3. Against Floods and Landslides

Forest ecosystems are also the best water catchment areas. So that areas that have forests will be much less likely to be flooded than other areas that do not have water absorption.

The strong tree roots in the forest help keep out the rain even in high water discharges. So forests not only help against flooding, but also reduce the possibility of landslides.

4. Storing groundwater

The soil that is under the forest has a very large absorption capacity, so all the water that falls to the ground, be it rainwater or dew and other water will absorb into the ground. All the water that flows to the roots of the trees will be stored in the soil, so that it can be reused by trees and other living things on it.

5. Produce Food for All Living Things

As a fairly complex ecosystem, forests are not only naturally beneficial as the largest oxygen supplier. However, the many varieties of plants and trees in the forest are also capable of producing food for its inhabitants.

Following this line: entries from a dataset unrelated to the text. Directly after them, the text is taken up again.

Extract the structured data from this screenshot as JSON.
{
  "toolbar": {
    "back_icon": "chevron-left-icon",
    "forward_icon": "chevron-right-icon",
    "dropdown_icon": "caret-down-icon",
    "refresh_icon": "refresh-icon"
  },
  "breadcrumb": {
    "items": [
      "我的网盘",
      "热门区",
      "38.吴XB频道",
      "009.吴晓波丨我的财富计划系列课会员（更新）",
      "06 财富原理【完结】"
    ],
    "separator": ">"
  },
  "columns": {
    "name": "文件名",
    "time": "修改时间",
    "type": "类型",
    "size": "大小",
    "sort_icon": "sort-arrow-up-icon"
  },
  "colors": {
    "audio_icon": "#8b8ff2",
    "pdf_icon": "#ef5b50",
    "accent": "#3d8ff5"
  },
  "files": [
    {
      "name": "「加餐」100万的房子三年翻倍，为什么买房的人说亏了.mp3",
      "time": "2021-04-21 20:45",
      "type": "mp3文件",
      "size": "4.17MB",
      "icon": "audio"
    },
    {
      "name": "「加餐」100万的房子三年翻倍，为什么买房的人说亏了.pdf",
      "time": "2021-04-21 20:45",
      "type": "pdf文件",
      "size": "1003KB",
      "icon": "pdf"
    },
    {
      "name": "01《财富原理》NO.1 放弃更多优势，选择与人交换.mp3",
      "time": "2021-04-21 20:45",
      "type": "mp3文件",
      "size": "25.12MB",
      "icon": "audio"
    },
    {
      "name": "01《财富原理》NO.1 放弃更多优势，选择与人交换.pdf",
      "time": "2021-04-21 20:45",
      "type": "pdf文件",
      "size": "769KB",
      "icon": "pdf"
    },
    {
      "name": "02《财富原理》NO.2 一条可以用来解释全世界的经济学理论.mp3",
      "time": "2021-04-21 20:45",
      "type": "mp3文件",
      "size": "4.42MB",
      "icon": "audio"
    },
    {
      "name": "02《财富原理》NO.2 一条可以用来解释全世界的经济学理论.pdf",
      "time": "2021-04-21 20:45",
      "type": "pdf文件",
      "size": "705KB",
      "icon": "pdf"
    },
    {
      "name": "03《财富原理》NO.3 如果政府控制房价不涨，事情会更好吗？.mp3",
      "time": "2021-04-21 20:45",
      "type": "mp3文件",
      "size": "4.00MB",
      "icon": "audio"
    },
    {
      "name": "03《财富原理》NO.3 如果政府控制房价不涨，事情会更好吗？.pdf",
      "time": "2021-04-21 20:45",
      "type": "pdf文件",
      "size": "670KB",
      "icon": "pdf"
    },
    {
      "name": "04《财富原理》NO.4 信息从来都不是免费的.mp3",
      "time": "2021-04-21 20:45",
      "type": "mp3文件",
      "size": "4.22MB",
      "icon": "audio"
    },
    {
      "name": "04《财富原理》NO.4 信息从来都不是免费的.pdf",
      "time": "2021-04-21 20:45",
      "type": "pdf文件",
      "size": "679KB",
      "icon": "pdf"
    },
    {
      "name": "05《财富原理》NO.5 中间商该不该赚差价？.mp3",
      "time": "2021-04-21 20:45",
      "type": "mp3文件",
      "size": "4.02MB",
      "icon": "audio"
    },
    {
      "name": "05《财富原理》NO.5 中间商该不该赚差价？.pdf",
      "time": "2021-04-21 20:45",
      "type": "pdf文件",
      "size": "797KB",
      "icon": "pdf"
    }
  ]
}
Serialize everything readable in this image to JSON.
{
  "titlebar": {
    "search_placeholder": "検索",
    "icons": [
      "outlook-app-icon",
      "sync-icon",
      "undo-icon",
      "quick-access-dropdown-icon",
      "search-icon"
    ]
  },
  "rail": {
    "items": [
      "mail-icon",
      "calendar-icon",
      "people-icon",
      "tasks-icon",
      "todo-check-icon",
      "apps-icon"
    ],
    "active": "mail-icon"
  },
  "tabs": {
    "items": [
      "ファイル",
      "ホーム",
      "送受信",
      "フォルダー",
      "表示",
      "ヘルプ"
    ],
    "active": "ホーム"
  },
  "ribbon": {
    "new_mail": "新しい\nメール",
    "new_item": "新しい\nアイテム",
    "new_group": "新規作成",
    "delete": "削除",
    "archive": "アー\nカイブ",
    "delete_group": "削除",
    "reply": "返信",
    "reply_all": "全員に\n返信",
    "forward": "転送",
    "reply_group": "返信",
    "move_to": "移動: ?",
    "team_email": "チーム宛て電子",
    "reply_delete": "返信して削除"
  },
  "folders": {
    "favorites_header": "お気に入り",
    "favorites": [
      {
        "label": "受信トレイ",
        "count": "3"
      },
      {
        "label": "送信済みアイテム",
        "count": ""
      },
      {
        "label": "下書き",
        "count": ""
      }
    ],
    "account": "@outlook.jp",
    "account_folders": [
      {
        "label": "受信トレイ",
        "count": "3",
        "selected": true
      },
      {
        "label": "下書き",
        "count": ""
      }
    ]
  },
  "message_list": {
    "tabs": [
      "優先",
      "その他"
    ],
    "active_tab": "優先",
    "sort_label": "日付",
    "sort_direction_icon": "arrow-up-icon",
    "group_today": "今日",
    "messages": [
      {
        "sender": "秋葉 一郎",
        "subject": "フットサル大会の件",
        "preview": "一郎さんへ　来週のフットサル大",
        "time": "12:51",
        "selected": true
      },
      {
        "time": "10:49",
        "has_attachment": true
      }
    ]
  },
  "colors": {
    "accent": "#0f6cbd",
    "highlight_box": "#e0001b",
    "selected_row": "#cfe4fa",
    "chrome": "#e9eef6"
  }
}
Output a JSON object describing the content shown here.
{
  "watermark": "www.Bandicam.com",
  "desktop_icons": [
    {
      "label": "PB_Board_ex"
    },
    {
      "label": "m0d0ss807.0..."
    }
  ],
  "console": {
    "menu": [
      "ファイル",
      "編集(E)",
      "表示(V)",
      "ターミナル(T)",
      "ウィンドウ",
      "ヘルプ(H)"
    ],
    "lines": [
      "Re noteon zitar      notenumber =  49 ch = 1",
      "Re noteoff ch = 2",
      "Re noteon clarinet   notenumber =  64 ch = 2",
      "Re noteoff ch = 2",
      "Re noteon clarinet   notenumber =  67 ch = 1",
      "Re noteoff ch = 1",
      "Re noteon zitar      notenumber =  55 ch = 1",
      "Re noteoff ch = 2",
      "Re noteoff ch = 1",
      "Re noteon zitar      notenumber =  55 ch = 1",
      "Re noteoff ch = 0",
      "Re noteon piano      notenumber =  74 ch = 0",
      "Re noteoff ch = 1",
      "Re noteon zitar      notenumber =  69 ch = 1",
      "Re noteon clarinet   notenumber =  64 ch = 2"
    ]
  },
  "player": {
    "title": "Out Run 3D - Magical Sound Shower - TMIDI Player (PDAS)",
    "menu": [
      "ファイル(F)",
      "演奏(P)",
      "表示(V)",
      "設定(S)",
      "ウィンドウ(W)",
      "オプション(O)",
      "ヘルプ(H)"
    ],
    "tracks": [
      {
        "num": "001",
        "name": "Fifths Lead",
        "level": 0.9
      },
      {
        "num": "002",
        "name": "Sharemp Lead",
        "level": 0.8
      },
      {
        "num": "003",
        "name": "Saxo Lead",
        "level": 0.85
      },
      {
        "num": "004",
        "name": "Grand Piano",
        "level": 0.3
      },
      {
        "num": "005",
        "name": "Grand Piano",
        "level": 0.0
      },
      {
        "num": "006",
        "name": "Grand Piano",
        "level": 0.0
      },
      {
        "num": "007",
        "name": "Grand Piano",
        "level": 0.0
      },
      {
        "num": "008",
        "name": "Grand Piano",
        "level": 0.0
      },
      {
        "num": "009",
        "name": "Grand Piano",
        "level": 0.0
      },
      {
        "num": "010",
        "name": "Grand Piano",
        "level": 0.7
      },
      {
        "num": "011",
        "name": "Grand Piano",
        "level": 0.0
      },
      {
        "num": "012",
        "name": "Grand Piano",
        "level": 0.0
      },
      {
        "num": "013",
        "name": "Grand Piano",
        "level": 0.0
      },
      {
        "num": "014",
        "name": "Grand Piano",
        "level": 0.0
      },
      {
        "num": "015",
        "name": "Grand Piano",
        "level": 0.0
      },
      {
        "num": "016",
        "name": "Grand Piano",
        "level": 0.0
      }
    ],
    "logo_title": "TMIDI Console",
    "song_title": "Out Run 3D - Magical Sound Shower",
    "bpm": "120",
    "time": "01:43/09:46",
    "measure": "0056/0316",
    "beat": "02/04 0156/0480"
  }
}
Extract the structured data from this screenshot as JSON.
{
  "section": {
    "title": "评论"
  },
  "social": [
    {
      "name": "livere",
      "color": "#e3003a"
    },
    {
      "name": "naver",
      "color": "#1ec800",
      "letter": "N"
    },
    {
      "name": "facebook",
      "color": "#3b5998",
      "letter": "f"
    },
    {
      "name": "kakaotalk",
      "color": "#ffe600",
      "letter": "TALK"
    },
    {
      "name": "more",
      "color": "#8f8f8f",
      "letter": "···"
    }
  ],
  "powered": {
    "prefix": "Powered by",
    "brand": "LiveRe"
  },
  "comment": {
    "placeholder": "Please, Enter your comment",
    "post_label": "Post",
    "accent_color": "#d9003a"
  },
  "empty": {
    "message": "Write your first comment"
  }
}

Starting from fruits from various types of trees, seeds, mushrooms and leaves which are the staple food for animals, even humans. Not only food, in the forest it is also possible for you to find various medicinal plants that can cure diseases.

6. Meet Human Needs

For humans themselves, the presence of forests actually has a very significant impact. If in the past the forest was a place for humans to take shelter from the wind, rain, so that they could create homes and build civilizations.

So, at this time forests are also still producing building materials such as wood, which are then used for various things, recycling them also enables humans to produce paper, textiles and so on.

Forests are naturally also a place for many plants that are suitable for human consumption, and make it easier for us to find animals for hunting materials. Currently, perhaps the presence of forests also makes it easier for humans to find food for their livestock.


Sinaumed’s, you certainly want to have a healthy life until tomorrow when our children and grandchildren are adults. In fact, it is not enough to achieve health with a healthy lifestyle and exercise alone, there are environmental factors that must be equally maintained for our own survival.

If reducing the use of technology that can have a negative impact on nature is felt to have not produced significant results. So the only way is to increase the number of oxygen suppliers to clean the air again so we can breathe properly.

For example by planting trees and plants, increasing green areas, and reducing the use of materials that are not environmentally friendly. As the saying goes, little by little will become a hill. Make small changes together, love nature, for a healthy and prosperous life in the future.

Thus the discussion about the benefits of forests and their types. Hopefully all the discussion above adds to your insight.

If you want to find books about forests, then you can get them at . To support Sinaumed’s in adding insight, sinaumedia always provides quality and original books so that Sinaumed’s has #MoreWithReading information.

Author: Inca